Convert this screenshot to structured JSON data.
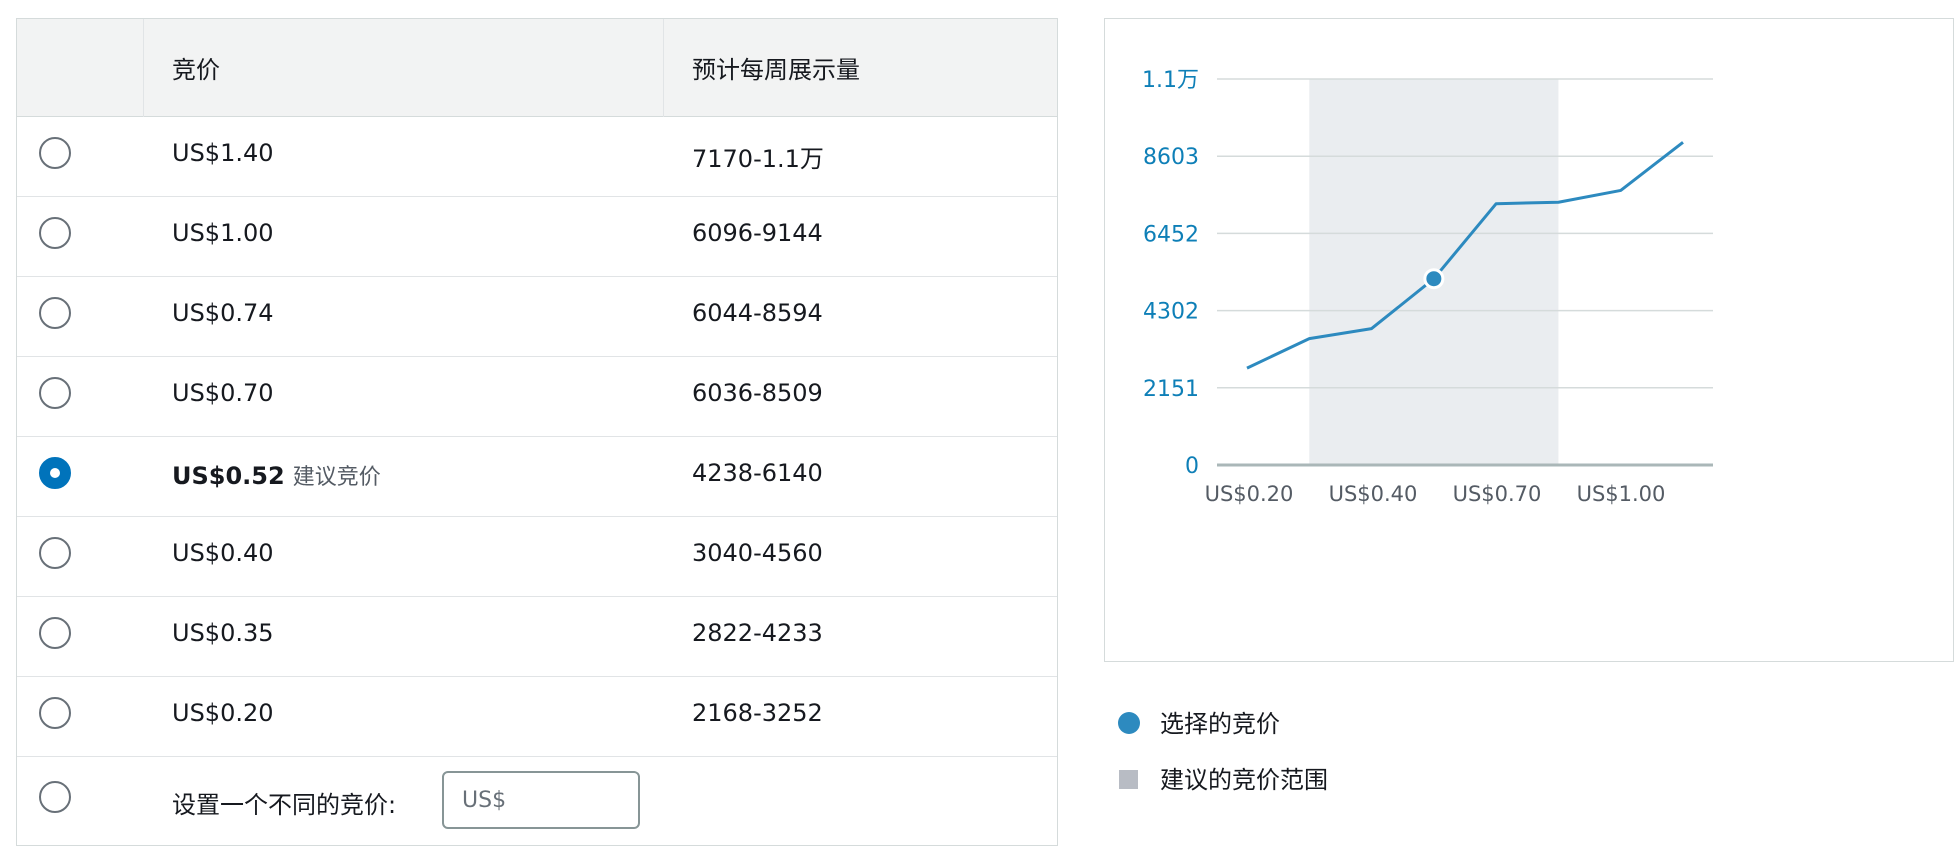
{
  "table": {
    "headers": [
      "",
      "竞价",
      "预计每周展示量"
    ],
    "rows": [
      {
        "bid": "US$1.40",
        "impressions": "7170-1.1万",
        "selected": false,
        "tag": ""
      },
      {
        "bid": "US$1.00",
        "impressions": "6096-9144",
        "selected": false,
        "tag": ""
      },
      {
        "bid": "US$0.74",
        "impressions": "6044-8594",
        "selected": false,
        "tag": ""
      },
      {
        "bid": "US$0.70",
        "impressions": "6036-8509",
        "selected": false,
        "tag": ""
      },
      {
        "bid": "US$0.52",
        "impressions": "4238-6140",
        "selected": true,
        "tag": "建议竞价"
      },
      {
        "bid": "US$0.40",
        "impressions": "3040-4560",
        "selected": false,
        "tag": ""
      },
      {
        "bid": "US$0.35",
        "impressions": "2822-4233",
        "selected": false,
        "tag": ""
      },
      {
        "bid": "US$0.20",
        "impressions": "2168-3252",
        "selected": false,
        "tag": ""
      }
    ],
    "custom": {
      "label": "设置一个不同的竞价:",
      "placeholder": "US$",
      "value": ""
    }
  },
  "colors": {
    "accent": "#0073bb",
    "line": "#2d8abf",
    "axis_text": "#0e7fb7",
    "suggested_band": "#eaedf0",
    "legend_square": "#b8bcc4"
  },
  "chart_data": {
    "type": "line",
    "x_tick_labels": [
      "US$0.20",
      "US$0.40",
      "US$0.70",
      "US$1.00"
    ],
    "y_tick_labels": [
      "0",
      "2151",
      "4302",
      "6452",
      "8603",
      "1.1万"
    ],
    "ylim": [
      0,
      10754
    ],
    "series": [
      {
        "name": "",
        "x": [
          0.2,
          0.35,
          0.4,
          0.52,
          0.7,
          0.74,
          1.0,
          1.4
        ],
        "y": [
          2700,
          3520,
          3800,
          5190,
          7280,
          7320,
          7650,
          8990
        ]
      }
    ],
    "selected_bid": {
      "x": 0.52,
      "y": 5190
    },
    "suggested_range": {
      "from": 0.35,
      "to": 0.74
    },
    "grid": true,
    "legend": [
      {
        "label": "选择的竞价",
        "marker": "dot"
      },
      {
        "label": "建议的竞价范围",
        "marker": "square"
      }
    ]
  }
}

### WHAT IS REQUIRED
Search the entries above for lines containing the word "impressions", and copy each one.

### ANSWER FOR THIS EXERCISE
        "impressions": "7170-1.1万",
        "impressions": "6096-9144",
        "impressions": "6044-8594",
        "impressions": "6036-8509",
        "impressions": "4238-6140",
        "impressions": "3040-4560",
        "impressions": "2822-4233",
        "impressions": "2168-3252",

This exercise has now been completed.